Einat Admony's Jerusalem Artichoke Latkes with Preserved Lemon Yogurt
A classic Chanukah dish with a delicious Israeli twist. The Preserved Lemon Yogurt is a great condiment for any occasion!
|PREP TIME||20 MIN|
|COOK TIME||10 MIN|
For the Latkes:
- 1 cup potato, peeled and grated
- 2 cups Jerusalem artichokes, also known as sunchokes, peeled and grated
- 1½ cups onion, grated
- 1 egg
- 1 tablespoon thyme leaves, chopped
- 4 tablespoons all-purpose flour
- 1 teaspoon rosemary
- 1 tablespoon salt
- 1 pinch of black pepper, freshly ground
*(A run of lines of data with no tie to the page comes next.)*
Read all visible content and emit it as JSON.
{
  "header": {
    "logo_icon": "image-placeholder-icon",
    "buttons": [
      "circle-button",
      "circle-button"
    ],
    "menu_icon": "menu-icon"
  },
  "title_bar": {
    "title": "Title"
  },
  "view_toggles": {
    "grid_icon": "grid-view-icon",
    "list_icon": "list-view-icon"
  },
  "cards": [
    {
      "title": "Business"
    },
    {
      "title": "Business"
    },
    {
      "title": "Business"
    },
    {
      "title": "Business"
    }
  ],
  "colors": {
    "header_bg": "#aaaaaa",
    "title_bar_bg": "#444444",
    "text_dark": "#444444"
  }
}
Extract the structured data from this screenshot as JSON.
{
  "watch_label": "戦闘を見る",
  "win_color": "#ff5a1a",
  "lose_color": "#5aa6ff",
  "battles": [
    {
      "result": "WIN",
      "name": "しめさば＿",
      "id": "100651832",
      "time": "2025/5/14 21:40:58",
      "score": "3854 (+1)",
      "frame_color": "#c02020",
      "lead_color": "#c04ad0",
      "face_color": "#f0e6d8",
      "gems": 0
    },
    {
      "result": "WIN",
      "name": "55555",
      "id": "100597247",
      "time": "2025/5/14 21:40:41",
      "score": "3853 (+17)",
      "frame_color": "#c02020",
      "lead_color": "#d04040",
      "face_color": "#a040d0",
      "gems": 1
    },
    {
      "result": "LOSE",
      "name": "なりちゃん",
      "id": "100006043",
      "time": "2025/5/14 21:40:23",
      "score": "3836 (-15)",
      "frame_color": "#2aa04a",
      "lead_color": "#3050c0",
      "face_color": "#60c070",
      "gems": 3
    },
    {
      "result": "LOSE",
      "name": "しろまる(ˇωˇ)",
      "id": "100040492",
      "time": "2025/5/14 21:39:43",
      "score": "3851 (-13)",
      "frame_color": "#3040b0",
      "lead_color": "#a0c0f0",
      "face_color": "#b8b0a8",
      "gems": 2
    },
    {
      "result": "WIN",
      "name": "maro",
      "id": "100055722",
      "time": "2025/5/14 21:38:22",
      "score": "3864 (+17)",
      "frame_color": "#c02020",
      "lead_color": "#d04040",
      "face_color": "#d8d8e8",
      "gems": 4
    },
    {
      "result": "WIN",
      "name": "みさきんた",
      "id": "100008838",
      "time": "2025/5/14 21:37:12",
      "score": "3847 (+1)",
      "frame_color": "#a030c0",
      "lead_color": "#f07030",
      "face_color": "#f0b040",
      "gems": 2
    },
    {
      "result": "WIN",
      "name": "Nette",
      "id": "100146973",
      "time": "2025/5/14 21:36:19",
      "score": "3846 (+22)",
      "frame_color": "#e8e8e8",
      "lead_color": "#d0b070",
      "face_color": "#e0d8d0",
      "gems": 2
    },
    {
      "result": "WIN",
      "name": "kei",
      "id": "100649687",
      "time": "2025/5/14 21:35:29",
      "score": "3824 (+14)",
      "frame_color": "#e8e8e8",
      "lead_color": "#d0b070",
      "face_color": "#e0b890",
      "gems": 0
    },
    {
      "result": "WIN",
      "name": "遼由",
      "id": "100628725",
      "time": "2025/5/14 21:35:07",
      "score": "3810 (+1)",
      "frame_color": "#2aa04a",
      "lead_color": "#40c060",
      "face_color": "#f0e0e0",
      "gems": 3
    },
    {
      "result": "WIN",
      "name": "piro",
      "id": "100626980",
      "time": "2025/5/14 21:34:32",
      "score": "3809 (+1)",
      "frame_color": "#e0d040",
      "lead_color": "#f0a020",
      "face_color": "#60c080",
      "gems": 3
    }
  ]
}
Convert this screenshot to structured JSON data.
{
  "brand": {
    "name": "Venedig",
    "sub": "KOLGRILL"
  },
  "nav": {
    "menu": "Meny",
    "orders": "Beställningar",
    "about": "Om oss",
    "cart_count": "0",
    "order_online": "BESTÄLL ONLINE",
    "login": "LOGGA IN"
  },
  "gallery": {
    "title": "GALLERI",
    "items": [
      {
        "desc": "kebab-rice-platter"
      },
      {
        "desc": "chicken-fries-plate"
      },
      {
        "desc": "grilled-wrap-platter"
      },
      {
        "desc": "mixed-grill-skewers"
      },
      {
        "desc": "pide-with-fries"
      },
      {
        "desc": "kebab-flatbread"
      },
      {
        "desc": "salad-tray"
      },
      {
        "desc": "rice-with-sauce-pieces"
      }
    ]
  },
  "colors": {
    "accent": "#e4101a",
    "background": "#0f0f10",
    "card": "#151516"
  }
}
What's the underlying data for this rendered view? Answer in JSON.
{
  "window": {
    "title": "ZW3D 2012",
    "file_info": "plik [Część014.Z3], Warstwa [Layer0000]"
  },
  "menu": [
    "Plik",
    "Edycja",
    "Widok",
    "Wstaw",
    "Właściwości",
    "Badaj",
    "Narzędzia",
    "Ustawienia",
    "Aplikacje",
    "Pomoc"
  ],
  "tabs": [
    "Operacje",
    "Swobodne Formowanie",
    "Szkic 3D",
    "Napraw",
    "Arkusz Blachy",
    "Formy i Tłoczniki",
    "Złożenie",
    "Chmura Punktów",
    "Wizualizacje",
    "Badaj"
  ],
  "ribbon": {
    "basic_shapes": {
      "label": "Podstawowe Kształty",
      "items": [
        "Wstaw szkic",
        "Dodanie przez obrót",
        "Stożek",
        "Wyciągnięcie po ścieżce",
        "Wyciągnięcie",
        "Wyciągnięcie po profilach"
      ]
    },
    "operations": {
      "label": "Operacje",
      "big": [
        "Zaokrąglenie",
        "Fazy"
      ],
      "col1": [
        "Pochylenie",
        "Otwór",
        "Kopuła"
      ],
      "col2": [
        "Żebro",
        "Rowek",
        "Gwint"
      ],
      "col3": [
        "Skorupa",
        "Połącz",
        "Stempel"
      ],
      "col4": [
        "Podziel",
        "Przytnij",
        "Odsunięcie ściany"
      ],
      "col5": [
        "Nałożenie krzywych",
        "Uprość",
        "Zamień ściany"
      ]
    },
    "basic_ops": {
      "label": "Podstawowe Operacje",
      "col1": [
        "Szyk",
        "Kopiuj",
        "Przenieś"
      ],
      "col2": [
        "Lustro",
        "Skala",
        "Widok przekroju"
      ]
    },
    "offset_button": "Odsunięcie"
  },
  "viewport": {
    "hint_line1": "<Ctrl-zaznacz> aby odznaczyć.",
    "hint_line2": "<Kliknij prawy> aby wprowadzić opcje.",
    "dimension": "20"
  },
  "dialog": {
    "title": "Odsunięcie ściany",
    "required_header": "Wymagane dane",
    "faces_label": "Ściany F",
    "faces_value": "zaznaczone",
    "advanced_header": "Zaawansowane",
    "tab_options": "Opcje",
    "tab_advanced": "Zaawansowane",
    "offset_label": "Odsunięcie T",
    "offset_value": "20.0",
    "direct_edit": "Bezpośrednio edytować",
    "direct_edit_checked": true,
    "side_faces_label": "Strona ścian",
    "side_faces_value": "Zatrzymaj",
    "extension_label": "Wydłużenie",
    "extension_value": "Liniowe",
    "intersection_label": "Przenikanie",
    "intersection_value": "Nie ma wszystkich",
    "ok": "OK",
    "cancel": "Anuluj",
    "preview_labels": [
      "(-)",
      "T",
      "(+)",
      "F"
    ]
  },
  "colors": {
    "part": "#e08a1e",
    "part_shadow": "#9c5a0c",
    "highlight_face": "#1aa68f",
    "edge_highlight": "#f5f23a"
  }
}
- canola oil for frying
For the Preserved Lemon Yogurt:
- 4 pieces of preserved lemon
- 2 lemons, juiced
- ⅔ tablespoon honey
- 1 tablespoon extra virgin olive oil
- 1 cup greek yogurt
- 1 pinch turmeric, optional
- Place a towel over a mixing bowl and grate both the potato and sunchokes onto the towel using a box grater. Once complete, bring the corners of the towel together and squeeze all of the liquid out.
- Grate the onion into a separate mixing bowl and add the grated potato and sunchokes in with the onion. Proceed quickly to the next step to avoid oxidation.
- Add 1/2 inch of canola oil to an All-Clad D3 Stainless 10 Inch Fry Pan and place over medium heat, bringing oil up to 370 °F.
- Add the egg, thyme, flour, rosemary, salt, and pepper to the onions and potatoes in the mixing bowl and combine by hand.
- Once the oil has reached temperature, create 2-inch patties from the mixture and fry on both sides until they are golden brown.
- Remove the patties from the pan and let sit on an All-Clad Pro-Release Cooling Rack with a Half Sheet Pan placed underneath until ready to serve.
- While the Latkes cool, create the yogurt sauce. First rinse, deseed, and finely chop the preserved lemon pieces. In a small bowl, mix the lemon with honey to taste. To balance the bitterness, add more honey if necessary.
- Add the yogurt, olive oil, and lemon juice, mixing gently until combined.
- Include a pinch of turmeric for color if desired and garnish with olive oil.
To ensure a crispy quality fry, don't crowd the pan! Start with just a few patties and add more once the oil has returned to temperature.
Chef Einat Admony, known as the ultimate balaboosta (meaning "perfect housewife" in Yiddish) is the James Beard-nominated chef and owner of Balaboosta, the fine-dining Middle Eastern & Israeli restaurant and the beloved fast-casual falafel chain, Taïm. Admony is a pillar of the international Israeli cooking community. Her food tells an intricate story of strong immigrant roots and living the American Dream. Having grown up in Tel Aviv, she served as a cook in the Israeli Army before traveling to Europe to work in kitchens and eventually landing in New York City as an ambitious young chef. After 15+ years of leading the New York culinary scene and establishing multiple restaurants, Admony continues to innovate and inspire with elevated yet comforting homestyle cooking from her childhood. Admony is a double-time champion and competitor of Food Network’s Chopped and Throwdown! with Bobby Flay. She has been featured by The New York Times, Bon Appetit, HuffPost, Forbes, among many others. Admony has authored two cookbooks with Artisan Books: Balaboosta (2013) and Shuk (2019). In 2014, she was a recipient of the Great Immigrants award from Carnegie Corporation of New York for exemplary contributions to American life. Outside of leading several expanding food businesses, Admony can be found at home in Brooklyn or at her country house in the Hudson Valley, cooking for her two children, Liam and Mika, her husband and business partner, Stefan Nafziger, and a steady stream of dinner party guests
To learn more about this chef, please visit their website at chefeinat.com